Yankton County Parents as Teachers program is a home visitation program providing information, support and encouragement to families through home visits and classes in order to promote child development during the first three years of life. Families are asked to commit to home visits a minimum of twice monthly. The Parents as Teachers program has been in Yankton since 1995 and is an affiliate of the National Parents as Teachers program out of St. Louis.
Parent-Child Interaction is just one the three areas of emphasis at each home visit. At each visit, parents are guided through a play experience with their child. The Parents as Teachers program emphasizes that play is learning and from the time they are born they are discovering what their body can do. Every time a child plays, their brain is making new connections that help with development. Deanna Branaugh, Educator/Coordinator for the program shares that during this portion of the visit, she is guiding the parent to have fun with their child and emphasizing that there is no right way to play. “There are so many teachable moments as I encourage the parents to join in and let the child lead the way.”

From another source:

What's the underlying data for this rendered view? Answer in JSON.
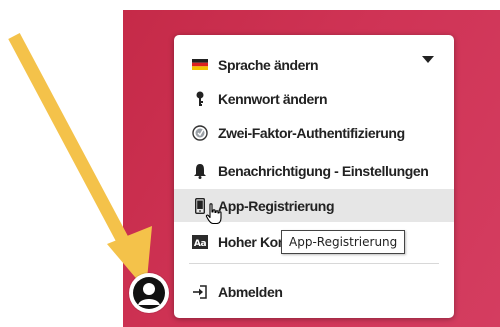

A simple activity such as stacking blocks includes all five areas of development which are social, emotional, physical, cognitive, and language. Many parents many not feel comfortable with this portion of the visit as they may find it hard to play or to make silly noises or engage in dances and movement. Parents may often get bored with playing long before the child is tired of the activity. As we are all down on the floor, parents are prompted to talk with their child and allow them to try to solve problems and gain confidence as they tackle the challenges. Play does not have to include fancy toys. An empty oatmeal box with a slit in the lid works perfectly for little fingers to manipulate milk jug lids into the opening. At the end of each activity portion, parents are asked how they felt their child did with the activity as well as discussing how they might repeat a similar activity using supplies from their own home. At the end of each activity portion of our visit, parents are asked to evaluate how the child did with the activity and if they were surprised by the level of engagement. Parents are then asked how they felt they did with the play portion of their activity. Some parents will tell me that they had no idea how important it is to play and how they may love to watch their child play but didn’t realize that they should be guiding them in play or just simply getting down on the floor with them. As we work with older children, some parents want to do the project themselves (such as building a little garage for their toy cars out of a Kleenex box) as they are not quite ready for the child to work with glue and a scissor. The parent will tell me that they want it to be perfect and we discuss how hard it is to let go and let the child explore. Games are also a very important part of play as children learn to take turns, work on language and social skills. Games like Candy Land of Chutes and Ladders can work on numbers, colors, and shapes in just 15 minutes. Ralph Waldo Emerson is noted to say, “It is a Happy Talent to know how to play.” “I truly believe that this statement also applies to adults,” commented Branaugh.
Other areas of emphasis in the Parents as Teachers program is the Development Centered Parenting and Family Well-Being. Each child receives a developmental screening each year and the results can be used to focus future visits on the weaker areas or to make a referral to another agency to work on that particular delay. Encouragement of reading is part of every visit and each child receives a free age appropriate book every month. During 2016, 25 families received a total of 226 home visits. Nearly 200 books were provided to the 30 children in the program and 59 developmental screenings were conducted.
PAT is a non-profit agency and a partner agency with United Way of Greater Yankton. The primary funding support comes from United Way Community Impact Funds and also through other grants, donations from community groups and fundraising. Additional information regarding the Parents as Teachers Program can be obtained by calling Branaugh at 605-661-4833.